• _Your task_: Exactly reproduce the entries, dropping any pictures from your copy.

• _Extracted records_:
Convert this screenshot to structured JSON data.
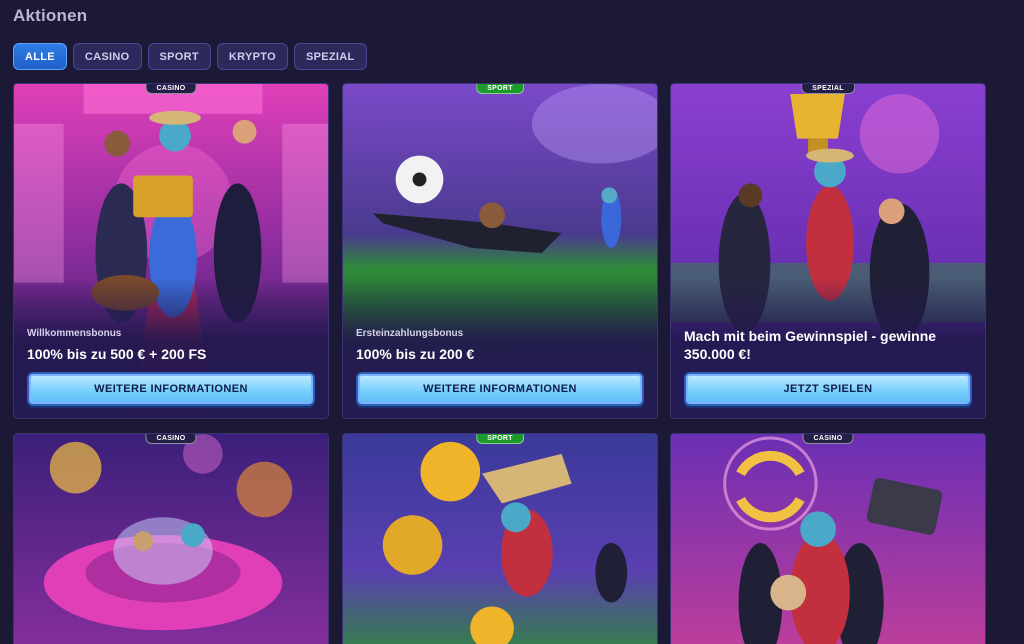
{
  "page": {
    "title": "Aktionen"
  },
  "filters": [
    {
      "label": "ALLE",
      "active": true
    },
    {
      "label": "CASINO",
      "active": false
    },
    {
      "label": "SPORT",
      "active": false
    },
    {
      "label": "KRYPTO",
      "active": false
    },
    {
      "label": "SPEZIAL",
      "active": false
    }
  ],
  "cards": [
    {
      "badge": "CASINO",
      "subtitle": "Willkommensbonus",
      "headline": "100% bis zu 500 € + 200 FS",
      "button": "WEITERE INFORMATIONEN"
    },
    {
      "badge": "SPORT",
      "subtitle": "Ersteinzahlungsbonus",
      "headline": "100% bis zu 200 €",
      "button": "WEITERE INFORMATIONEN"
    },
    {
      "badge": "SPEZIAL",
      "subtitle": "",
      "headline": "Mach mit beim Gewinnspiel - gewinne 350.000 €!",
      "button": "JETZT SPIELEN"
    },
    {
      "badge": "CASINO"
    },
    {
      "badge": "SPORT"
    },
    {
      "badge": "CASINO"
    }
  ],
  "colors": {
    "background": "#1b1936",
    "chip_active": "#2f7ee6",
    "cta_button": "#7ad1ff",
    "sport_badge": "#1d9a2c"
  }
}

• _Solution below_:
Convert this screenshot to structured JSON data.
{
  "page": {
    "title": "Aktionen"
  },
  "filters": [
    {
      "label": "ALLE",
      "active": true
    },
    {
      "label": "CASINO",
      "active": false
    },
    {
      "label": "SPORT",
      "active": false
    },
    {
      "label": "KRYPTO",
      "active": false
    },
    {
      "label": "SPEZIAL",
      "active": false
    }
  ],
  "cards": [
    {
      "badge": "CASINO",
      "subtitle": "Willkommensbonus",
      "headline": "100% bis zu 500 € + 200 FS",
      "button": "WEITERE INFORMATIONEN"
    },
    {
      "badge": "SPORT",
      "subtitle": "Ersteinzahlungsbonus",
      "headline": "100% bis zu 200 €",
      "button": "WEITERE INFORMATIONEN"
    },
    {
      "badge": "SPEZIAL",
      "subtitle": "",
      "headline": "Mach mit beim Gewinnspiel - gewinne 350.000 €!",
      "button": "JETZT SPIELEN"
    },
    {
      "badge": "CASINO"
    },
    {
      "badge": "SPORT"
    },
    {
      "badge": "CASINO"
    }
  ],
  "colors": {
    "background": "#1b1936",
    "chip_active": "#2f7ee6",
    "cta_button": "#7ad1ff",
    "sport_badge": "#1d9a2c"
  }
}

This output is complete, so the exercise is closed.